Stored data entries
* * *
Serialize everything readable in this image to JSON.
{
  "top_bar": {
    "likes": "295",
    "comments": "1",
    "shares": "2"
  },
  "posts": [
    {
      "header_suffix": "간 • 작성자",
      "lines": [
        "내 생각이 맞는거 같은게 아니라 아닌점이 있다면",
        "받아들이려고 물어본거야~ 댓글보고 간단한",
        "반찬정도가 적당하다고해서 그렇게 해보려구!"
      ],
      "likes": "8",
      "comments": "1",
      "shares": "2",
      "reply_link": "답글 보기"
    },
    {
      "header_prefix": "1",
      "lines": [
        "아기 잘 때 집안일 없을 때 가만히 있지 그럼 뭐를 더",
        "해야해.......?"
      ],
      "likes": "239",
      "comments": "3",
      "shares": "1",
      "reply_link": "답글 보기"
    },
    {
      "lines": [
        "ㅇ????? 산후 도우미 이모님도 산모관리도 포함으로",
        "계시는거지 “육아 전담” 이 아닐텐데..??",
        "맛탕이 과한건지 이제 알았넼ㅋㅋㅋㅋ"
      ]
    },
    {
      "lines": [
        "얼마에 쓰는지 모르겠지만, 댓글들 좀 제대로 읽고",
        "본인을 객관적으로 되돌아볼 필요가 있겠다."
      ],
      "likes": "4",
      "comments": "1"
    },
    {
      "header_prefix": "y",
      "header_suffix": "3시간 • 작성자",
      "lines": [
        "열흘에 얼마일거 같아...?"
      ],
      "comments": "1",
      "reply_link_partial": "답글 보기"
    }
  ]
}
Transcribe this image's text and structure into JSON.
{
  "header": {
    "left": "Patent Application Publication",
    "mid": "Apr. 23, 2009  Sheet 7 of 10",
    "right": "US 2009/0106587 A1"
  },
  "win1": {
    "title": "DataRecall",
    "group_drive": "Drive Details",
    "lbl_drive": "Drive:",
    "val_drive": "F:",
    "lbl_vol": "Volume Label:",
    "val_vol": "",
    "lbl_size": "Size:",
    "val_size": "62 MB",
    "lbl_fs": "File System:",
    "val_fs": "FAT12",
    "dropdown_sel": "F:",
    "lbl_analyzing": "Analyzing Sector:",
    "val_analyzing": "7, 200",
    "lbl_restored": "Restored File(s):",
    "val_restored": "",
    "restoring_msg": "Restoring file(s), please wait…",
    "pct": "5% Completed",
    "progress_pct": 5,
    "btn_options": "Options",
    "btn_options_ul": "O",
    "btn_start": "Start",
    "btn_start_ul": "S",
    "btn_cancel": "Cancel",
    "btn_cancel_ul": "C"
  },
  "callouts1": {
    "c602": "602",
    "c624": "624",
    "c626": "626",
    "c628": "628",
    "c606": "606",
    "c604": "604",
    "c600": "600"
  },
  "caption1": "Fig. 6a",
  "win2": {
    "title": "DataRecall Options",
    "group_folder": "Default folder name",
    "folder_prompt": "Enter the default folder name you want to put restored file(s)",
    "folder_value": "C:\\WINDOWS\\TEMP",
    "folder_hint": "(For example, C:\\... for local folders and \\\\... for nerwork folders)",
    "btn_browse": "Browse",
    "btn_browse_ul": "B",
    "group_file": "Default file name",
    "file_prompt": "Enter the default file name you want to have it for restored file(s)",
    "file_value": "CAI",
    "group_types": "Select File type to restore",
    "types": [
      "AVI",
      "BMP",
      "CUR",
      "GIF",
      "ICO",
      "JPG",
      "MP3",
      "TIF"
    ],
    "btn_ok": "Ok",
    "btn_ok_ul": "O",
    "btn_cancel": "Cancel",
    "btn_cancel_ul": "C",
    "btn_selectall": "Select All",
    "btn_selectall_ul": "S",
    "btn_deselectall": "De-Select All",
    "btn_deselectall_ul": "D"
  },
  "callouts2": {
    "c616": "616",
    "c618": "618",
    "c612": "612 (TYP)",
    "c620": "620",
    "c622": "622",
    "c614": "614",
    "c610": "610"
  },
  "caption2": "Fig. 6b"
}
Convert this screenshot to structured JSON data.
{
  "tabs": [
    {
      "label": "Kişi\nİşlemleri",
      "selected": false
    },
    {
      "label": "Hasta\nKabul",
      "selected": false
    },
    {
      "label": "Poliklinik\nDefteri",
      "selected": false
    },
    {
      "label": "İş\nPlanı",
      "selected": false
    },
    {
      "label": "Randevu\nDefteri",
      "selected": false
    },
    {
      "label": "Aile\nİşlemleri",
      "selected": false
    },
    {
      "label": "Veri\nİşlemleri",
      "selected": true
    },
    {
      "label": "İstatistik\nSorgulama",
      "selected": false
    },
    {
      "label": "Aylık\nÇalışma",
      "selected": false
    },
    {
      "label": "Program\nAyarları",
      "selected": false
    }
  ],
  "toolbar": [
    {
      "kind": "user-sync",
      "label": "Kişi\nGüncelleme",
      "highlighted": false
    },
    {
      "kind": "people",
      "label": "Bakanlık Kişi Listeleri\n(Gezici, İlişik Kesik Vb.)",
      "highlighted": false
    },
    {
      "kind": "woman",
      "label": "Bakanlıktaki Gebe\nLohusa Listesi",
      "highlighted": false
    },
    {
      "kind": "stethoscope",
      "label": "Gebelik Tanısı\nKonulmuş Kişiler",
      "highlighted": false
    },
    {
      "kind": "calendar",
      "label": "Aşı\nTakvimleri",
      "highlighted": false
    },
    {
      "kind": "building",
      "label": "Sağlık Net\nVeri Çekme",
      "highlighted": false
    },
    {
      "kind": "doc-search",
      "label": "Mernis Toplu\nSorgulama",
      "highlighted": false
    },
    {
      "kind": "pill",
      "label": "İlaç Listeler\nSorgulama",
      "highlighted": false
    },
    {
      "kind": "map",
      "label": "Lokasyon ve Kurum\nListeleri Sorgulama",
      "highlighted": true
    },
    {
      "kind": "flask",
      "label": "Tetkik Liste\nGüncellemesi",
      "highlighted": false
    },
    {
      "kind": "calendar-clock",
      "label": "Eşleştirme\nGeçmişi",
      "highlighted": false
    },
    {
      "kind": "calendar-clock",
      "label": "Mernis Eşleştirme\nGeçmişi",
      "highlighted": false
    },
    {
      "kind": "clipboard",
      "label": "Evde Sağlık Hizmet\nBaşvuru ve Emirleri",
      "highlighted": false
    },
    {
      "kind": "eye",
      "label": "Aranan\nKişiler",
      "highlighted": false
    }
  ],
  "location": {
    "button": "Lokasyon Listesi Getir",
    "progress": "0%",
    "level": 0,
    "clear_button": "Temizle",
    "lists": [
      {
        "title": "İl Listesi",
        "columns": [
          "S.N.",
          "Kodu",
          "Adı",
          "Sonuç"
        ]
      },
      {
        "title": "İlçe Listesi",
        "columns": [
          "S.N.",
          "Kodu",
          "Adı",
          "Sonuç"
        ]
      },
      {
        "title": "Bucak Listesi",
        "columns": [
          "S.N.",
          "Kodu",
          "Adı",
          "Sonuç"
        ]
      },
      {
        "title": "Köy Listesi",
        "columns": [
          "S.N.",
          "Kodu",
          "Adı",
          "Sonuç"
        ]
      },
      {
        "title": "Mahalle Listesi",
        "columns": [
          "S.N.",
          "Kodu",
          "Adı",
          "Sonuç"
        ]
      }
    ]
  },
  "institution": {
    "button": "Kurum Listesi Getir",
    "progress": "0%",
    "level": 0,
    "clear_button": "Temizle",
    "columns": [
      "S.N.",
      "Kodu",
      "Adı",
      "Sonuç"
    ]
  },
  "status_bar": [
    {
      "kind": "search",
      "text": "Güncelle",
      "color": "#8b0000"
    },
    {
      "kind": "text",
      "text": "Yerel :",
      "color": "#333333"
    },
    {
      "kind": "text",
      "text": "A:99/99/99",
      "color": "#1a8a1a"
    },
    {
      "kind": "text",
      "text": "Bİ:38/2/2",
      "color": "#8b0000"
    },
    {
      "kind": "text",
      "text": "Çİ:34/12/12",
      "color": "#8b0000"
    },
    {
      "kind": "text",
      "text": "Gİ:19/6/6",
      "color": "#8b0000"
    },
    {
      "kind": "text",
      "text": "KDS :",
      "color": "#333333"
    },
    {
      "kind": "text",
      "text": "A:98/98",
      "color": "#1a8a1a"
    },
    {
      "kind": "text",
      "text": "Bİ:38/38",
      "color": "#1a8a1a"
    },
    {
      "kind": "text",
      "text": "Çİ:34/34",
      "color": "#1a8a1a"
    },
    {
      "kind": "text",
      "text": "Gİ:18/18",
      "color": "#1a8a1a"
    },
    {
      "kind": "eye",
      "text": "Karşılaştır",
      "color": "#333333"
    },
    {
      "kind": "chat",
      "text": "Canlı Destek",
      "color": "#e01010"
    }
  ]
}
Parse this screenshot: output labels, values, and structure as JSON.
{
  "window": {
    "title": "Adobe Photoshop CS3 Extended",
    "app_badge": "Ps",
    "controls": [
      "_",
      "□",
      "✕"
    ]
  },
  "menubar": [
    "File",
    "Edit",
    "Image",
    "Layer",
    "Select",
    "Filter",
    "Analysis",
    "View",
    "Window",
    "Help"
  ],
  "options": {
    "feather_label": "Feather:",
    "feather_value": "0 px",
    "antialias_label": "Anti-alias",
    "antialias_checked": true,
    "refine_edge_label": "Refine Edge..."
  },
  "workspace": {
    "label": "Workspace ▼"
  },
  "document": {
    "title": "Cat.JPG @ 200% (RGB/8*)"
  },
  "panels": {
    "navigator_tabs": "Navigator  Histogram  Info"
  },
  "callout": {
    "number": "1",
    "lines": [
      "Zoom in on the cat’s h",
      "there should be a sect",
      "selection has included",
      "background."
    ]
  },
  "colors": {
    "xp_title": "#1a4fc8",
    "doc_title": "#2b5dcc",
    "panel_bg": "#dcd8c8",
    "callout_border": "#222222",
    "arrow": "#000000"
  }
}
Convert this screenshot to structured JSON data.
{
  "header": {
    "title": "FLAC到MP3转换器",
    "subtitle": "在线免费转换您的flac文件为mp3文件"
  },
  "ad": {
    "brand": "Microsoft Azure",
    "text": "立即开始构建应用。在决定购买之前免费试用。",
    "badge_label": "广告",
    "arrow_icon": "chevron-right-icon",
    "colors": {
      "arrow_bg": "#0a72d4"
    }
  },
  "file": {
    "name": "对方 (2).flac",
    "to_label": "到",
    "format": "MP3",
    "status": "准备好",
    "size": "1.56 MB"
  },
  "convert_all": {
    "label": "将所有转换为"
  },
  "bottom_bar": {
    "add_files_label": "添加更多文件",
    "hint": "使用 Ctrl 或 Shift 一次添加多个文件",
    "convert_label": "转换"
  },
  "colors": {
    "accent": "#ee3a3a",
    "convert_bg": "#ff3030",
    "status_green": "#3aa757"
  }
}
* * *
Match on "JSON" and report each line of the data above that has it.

> **Written reply**
Serialize everything readable in this image to JSON.
Transcribe this image's text and structure into JSON.
Convert this screenshot to structured JSON data.
Parse this screenshot: output labels, values, and structure as JSON.
Convert this screenshot to structured JSON data.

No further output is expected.